We can learn a lot from birds, persistence being one of them.
I love birdhouses and have a half-dozen of them hanging around our property. Some are attached to poles. Some hang from trees. They vary in shape and color. Each year I hope for a cavity nester, such as a chickadee or house finch, to take up residence. Each year house wrens commandeer every single dwelling. Except the bluebird boxes, which the tree swallows occupy.
The house wren is a small, brown bird with a longish tail, generally held at a jaunty, upward angle, and a surprisingly loud and persistent song. His song is not the only notably persistent characteristic of this scrappy little bird.
They are prodigious nest-builders. And they don’t like neighbors.
The male house wren arrives in late spring here in Vermont. I don’t honestly know if we have one highly ambitious house wren that returns each year to occupy our yard, or several. Given how territorial they are, I’m guessing it’s one. But over the few weeks following his (or their) arrival, the yard fills with noisy wren-chatter, and nest building begins.

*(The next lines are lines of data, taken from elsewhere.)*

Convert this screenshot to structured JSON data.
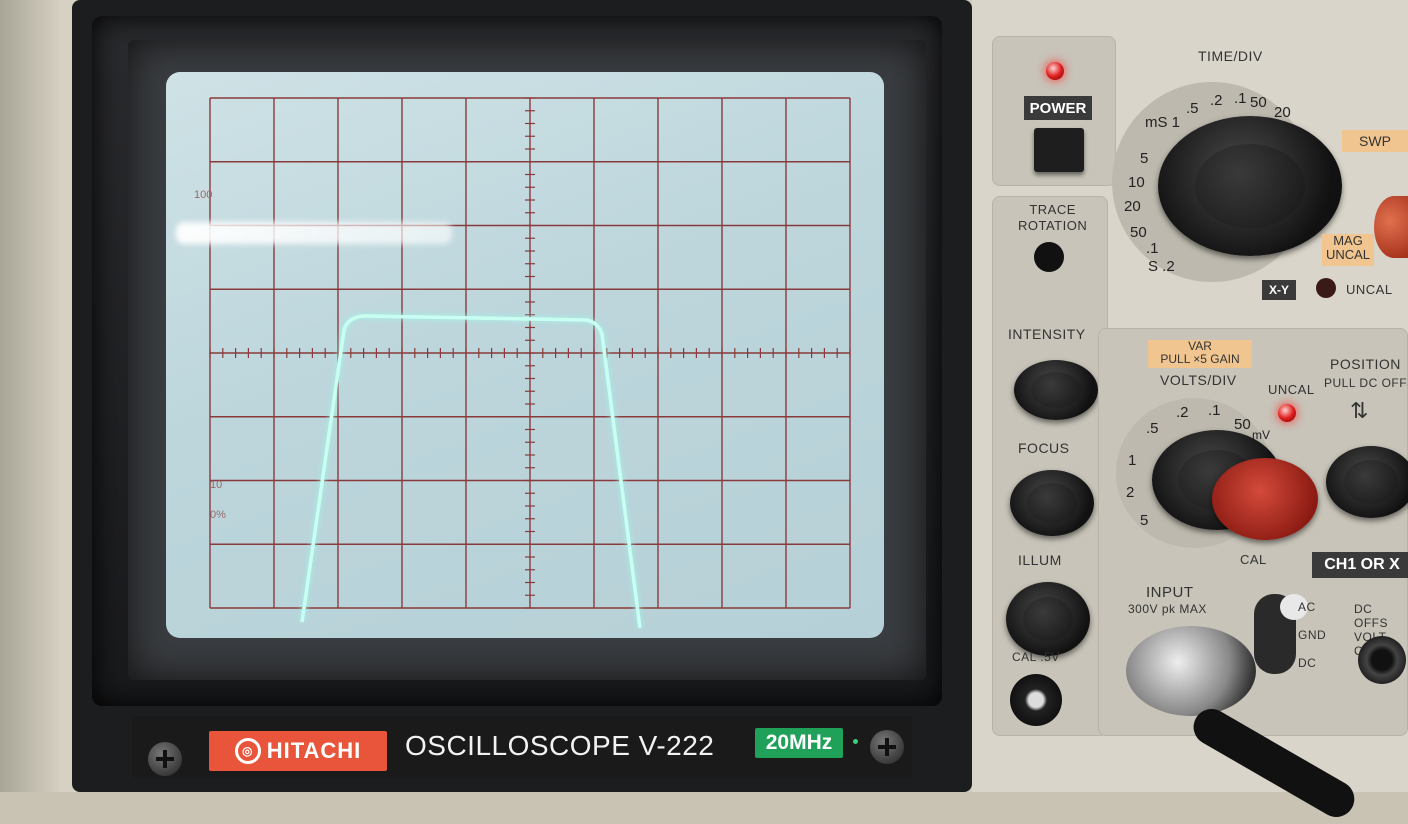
{
  "device": {
    "brand": "HITACHI",
    "model_text": "OSCILLOSCOPE V-222",
    "bandwidth_badge": "20MHz"
  },
  "screen": {
    "graticule_labels": {
      "top": "100",
      "mid": "10",
      "zero": "0%"
    },
    "trace_color": "#c8fff2",
    "grid_color": "#8a3a3a",
    "phosphor_color": "#bcd6dc"
  },
  "controls": {
    "power_label": "POWER",
    "trace_rotation_label": "TRACE\nROTATION",
    "intensity_label": "INTENSITY",
    "focus_label": "FOCUS",
    "illum_label": "ILLUM",
    "cal_label": "CAL .5V",
    "time_div_label": "TIME/DIV",
    "time_div_scale": [
      "mS 1",
      ".5",
      ".2",
      ".1",
      "50",
      "20",
      "5",
      "10",
      "20",
      "50",
      ".1",
      "S .2"
    ],
    "swp_label": "SWP",
    "mag_label": "MAG\nUNCAL",
    "xy_label": "X-Y",
    "uncal_label": "UNCAL",
    "var_label": "VAR\nPULL ×5 GAIN",
    "volts_div_label": "VOLTS/DIV",
    "volts_scale": [
      ".5",
      ".2",
      ".1",
      "50",
      "mV",
      "1",
      "2",
      "5"
    ],
    "uncal_led_label": "UNCAL",
    "position_label": "POSITION",
    "pull_dc_label": "PULL DC OFFS",
    "cal_knob_label": "CAL",
    "ch1_label": "CH1 OR X",
    "input_label": "INPUT",
    "input_max_label": "300V pk MAX",
    "coupling_options": [
      "AC",
      "GND",
      "DC"
    ],
    "dc_offset_label": "DC OFFS\nVOLT OU"
  }
}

The house wren’s nest is far different from the neat, skillfully constructed nest of the ruby-throated hummingbird, who cements his tiny, suspended orb with silk from spider webs and then lines it with dandelion fluff. Or the American robin, who gathers grass, string, paper, and strips of cloth and glues them together with mud that his mate carries in her beak. She then lines the nest with soft grass and molds it into a perfect bowl with her body. Even the marsh wren weaves a pretty little oval house suspended between reeds.
The typical nest of the house wren is a pile of twigs. Without the confines of the birdhouse to bind it, the wren’s “nest” would have no integrity at all. I know this because our Mr. Wrenly, as I’ve taken to calling him, attempted for several weeks this summer to build a nest in our newspaper box, probably in case another wren, or a chickadee, should view it as an attractive nest site. Every time my husband removed the accumulated pile of twigs, Mr. Wrenly replaced them. This bird is a paragon of persistence and not all that concerned about perfection. This combination seems to work for him, and I think he's on to something.
One year a pioneering chickadee built a nest in the box outside my office. Then Mr. Wrenly arrived and declared eminent domain. I don’t know if there were chickadee eggs or hatchlings inside when the wren commandeered the box, but he dispatched them. Birds don’t have a sense of “fair play.” They can’t afford to. It’s a short breeding season, their habitat and food supplies are disappearing, cats and invasive species are increasing. It’s tough out there for birds, and getting tougher. House wrens routinely destroy the eggs of competitors, even other house wrens. These birds are the original NIMBYs.
Once his pile of sticks is complete and he’s filled all the neighborhood cavities to confuse predators and prevent neighbors from moving in, the male house wren starts to sing for a mate. And sing. And sing. And sing. And sing… Eventually, hopefully before we go stark, raving mad, one shows up. House wrens are polygynous, so this is unlikely a mate from a precious season. (Some species of wrens are monogamous.)
He's not all that choosy about a mate, but she is. She assesses his architectural prowess and melodic proposal. If she accepts, they consummate the deal. She then adds a bit of hair, feathers, and plant fibers to the base of the pile of twigs and lays eggs.
I can easily keep an eye on the birdhouse outside my office window, and it’s a marvel to watch the parental care, as they fly off in search of food for the hatchlings, delivering a fat caterpillar or the like every ten minutes or so. They grab a fecal sac from the nest and sail off again in a ceaseless cycle all day long. Baby wrens, like their fathers, are very vocal. Their nearly constant chatter reaches a fevered pitch when a parent returns with food, which is, as I’ve said, about every ten minutes all day long.
Once the baby wrens fledge, it is Mrs. Wrenly who keeps a careful eye on their unpracticed flying and feeds them for another few weeks. Because Mr. Wrenly has other matters on his mind: restocking the twig pile and singing for a new mate. His persistence is unhampered by a need for perfection. He's a doer.
There is much to admire about the persistence and single-mindedness of this Napoleonic bird with a spirit so out of proportion to its size. The male’s determination to commandeer every cavity in the yard and his unquenchable need to colonize and procreate, make me feel something of a slacker as my latest writing project goes unheeded, the garden untended, the administrivia of my life unmanaged, and I really should get some exercise...
Maybe I should care less about perfection: the need to craft the perfect sentence, to raise flawless vegetables, to attain Olympic greatness in my workouts. Maybe I will lower the bar a bit, be more persistent. And sing more.